BEGIN Records for this exercise
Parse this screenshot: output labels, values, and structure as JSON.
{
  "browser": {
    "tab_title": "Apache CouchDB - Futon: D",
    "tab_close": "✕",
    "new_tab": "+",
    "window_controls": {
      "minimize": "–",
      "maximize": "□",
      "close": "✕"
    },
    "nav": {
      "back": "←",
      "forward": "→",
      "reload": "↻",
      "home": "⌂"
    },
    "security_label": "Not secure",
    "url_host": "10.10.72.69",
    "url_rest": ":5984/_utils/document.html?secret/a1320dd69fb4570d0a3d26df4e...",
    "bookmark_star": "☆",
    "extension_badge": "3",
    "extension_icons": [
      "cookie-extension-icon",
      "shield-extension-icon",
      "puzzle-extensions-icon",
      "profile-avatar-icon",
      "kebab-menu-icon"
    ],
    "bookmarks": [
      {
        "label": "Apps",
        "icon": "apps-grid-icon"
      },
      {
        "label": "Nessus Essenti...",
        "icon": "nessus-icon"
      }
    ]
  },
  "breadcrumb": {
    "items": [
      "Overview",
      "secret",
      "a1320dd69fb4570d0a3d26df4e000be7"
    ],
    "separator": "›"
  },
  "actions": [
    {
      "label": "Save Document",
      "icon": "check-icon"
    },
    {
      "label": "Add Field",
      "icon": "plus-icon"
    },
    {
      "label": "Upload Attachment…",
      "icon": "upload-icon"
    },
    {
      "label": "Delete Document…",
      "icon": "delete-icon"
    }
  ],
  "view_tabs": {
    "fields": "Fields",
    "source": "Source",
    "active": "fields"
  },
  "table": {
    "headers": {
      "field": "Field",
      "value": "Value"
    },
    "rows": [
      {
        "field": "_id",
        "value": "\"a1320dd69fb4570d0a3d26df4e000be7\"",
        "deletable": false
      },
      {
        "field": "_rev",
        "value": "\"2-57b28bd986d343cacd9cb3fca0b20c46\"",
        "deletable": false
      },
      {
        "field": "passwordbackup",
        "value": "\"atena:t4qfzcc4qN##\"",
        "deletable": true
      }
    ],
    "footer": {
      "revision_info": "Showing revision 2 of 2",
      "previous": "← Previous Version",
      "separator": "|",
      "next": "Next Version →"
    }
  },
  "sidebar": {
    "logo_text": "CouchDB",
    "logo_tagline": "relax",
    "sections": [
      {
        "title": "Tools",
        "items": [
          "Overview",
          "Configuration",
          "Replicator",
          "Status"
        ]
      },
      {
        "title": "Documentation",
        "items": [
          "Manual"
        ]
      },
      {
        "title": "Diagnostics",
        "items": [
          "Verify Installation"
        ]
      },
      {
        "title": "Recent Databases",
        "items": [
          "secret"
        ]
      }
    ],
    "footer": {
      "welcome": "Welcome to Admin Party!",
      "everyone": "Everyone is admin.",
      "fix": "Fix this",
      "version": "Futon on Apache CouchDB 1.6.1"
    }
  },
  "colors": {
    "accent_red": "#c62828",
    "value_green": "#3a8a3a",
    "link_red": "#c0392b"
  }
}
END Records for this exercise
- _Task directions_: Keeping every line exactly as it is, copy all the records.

- _Reply_:
Parse this screenshot: output labels, values, and structure as JSON.
{
  "browser": {
    "tab_title": "Apache CouchDB - Futon: D",
    "tab_close": "✕",
    "new_tab": "+",
    "window_controls": {
      "minimize": "–",
      "maximize": "□",
      "close": "✕"
    },
    "nav": {
      "back": "←",
      "forward": "→",
      "reload": "↻",
      "home": "⌂"
    },
    "security_label": "Not secure",
    "url_host": "10.10.72.69",
    "url_rest": ":5984/_utils/document.html?secret/a1320dd69fb4570d0a3d26df4e...",
    "bookmark_star": "☆",
    "extension_badge": "3",
    "extension_icons": [
      "cookie-extension-icon",
      "shield-extension-icon",
      "puzzle-extensions-icon",
      "profile-avatar-icon",
      "kebab-menu-icon"
    ],
    "bookmarks": [
      {
        "label": "Apps",
        "icon": "apps-grid-icon"
      },
      {
        "label": "Nessus Essenti...",
        "icon": "nessus-icon"
      }
    ]
  },
  "breadcrumb": {
    "items": [
      "Overview",
      "secret",
      "a1320dd69fb4570d0a3d26df4e000be7"
    ],
    "separator": "›"
  },
  "actions": [
    {
      "label": "Save Document",
      "icon": "check-icon"
    },
    {
      "label": "Add Field",
      "icon": "plus-icon"
    },
    {
      "label": "Upload Attachment…",
      "icon": "upload-icon"
    },
    {
      "label": "Delete Document…",
      "icon": "delete-icon"
    }
  ],
  "view_tabs": {
    "fields": "Fields",
    "source": "Source",
    "active": "fields"
  },
  "table": {
    "headers": {
      "field": "Field",
      "value": "Value"
    },
    "rows": [
      {
        "field": "_id",
        "value": "\"a1320dd69fb4570d0a3d26df4e000be7\"",
        "deletable": false
      },
      {
        "field": "_rev",
        "value": "\"2-57b28bd986d343cacd9cb3fca0b20c46\"",
        "deletable": false
      },
      {
        "field": "passwordbackup",
        "value": "\"atena:t4qfzcc4qN##\"",
        "deletable": true
      }
    ],
    "footer": {
      "revision_info": "Showing revision 2 of 2",
      "previous": "← Previous Version",
      "separator": "|",
      "next": "Next Version →"
    }
  },
  "sidebar": {
    "logo_text": "CouchDB",
    "logo_tagline": "relax",
    "sections": [
      {
        "title": "Tools",
        "items": [
          "Overview",
          "Configuration",
          "Replicator",
          "Status"
        ]
      },
      {
        "title": "Documentation",
        "items": [
          "Manual"
        ]
      },
      {
        "title": "Diagnostics",
        "items": [
          "Verify Installation"
        ]
      },
      {
        "title": "Recent Databases",
        "items": [
          "secret"
        ]
      }
    ],
    "footer": {
      "welcome": "Welcome to Admin Party!",
      "everyone": "Everyone is admin.",
      "fix": "Fix this",
      "version": "Futon on Apache CouchDB 1.6.1"
    }
  },
  "colors": {
    "accent_red": "#c62828",
    "value_green": "#3a8a3a",
    "link_red": "#c0392b"
  }
}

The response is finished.